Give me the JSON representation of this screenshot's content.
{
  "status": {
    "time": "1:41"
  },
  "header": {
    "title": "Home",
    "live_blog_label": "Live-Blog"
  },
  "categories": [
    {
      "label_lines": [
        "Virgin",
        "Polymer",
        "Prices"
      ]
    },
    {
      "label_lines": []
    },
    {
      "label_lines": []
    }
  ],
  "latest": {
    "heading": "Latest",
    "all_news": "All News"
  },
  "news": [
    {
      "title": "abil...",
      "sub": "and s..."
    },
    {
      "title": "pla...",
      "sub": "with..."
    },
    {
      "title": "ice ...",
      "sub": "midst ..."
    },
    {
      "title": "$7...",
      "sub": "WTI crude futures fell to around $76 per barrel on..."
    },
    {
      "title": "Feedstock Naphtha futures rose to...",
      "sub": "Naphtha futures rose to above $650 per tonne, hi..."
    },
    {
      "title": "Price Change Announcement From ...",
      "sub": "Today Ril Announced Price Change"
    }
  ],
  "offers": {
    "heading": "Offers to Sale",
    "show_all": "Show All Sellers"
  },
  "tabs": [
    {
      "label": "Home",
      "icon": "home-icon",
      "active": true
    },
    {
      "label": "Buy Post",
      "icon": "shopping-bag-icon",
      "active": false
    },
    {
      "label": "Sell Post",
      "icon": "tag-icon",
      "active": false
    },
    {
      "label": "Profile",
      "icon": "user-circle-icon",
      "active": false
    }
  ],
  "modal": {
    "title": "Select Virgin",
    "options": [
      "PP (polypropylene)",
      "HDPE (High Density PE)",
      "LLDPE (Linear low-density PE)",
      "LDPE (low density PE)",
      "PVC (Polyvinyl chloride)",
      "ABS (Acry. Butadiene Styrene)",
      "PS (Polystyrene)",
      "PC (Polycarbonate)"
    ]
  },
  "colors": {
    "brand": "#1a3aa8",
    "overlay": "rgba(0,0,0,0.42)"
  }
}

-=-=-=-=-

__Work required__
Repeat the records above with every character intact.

__Result of this task__
Give me the JSON representation of this screenshot's content.
{
  "status": {
    "time": "1:41"
  },
  "header": {
    "title": "Home",
    "live_blog_label": "Live-Blog"
  },
  "categories": [
    {
      "label_lines": [
        "Virgin",
        "Polymer",
        "Prices"
      ]
    },
    {
      "label_lines": []
    },
    {
      "label_lines": []
    }
  ],
  "latest": {
    "heading": "Latest",
    "all_news": "All News"
  },
  "news": [
    {
      "title": "abil...",
      "sub": "and s..."
    },
    {
      "title": "pla...",
      "sub": "with..."
    },
    {
      "title": "ice ...",
      "sub": "midst ..."
    },
    {
      "title": "$7...",
      "sub": "WTI crude futures fell to around $76 per barrel on..."
    },
    {
      "title": "Feedstock Naphtha futures rose to...",
      "sub": "Naphtha futures rose to above $650 per tonne, hi..."
    },
    {
      "title": "Price Change Announcement From ...",
      "sub": "Today Ril Announced Price Change"
    }
  ],
  "offers": {
    "heading": "Offers to Sale",
    "show_all": "Show All Sellers"
  },
  "tabs": [
    {
      "label": "Home",
      "icon": "home-icon",
      "active": true
    },
    {
      "label": "Buy Post",
      "icon": "shopping-bag-icon",
      "active": false
    },
    {
      "label": "Sell Post",
      "icon": "tag-icon",
      "active": false
    },
    {
      "label": "Profile",
      "icon": "user-circle-icon",
      "active": false
    }
  ],
  "modal": {
    "title": "Select Virgin",
    "options": [
      "PP (polypropylene)",
      "HDPE (High Density PE)",
      "LLDPE (Linear low-density PE)",
      "LDPE (low density PE)",
      "PVC (Polyvinyl chloride)",
      "ABS (Acry. Butadiene Styrene)",
      "PS (Polystyrene)",
      "PC (Polycarbonate)"
    ]
  },
  "colors": {
    "brand": "#1a3aa8",
    "overlay": "rgba(0,0,0,0.42)"
  }
}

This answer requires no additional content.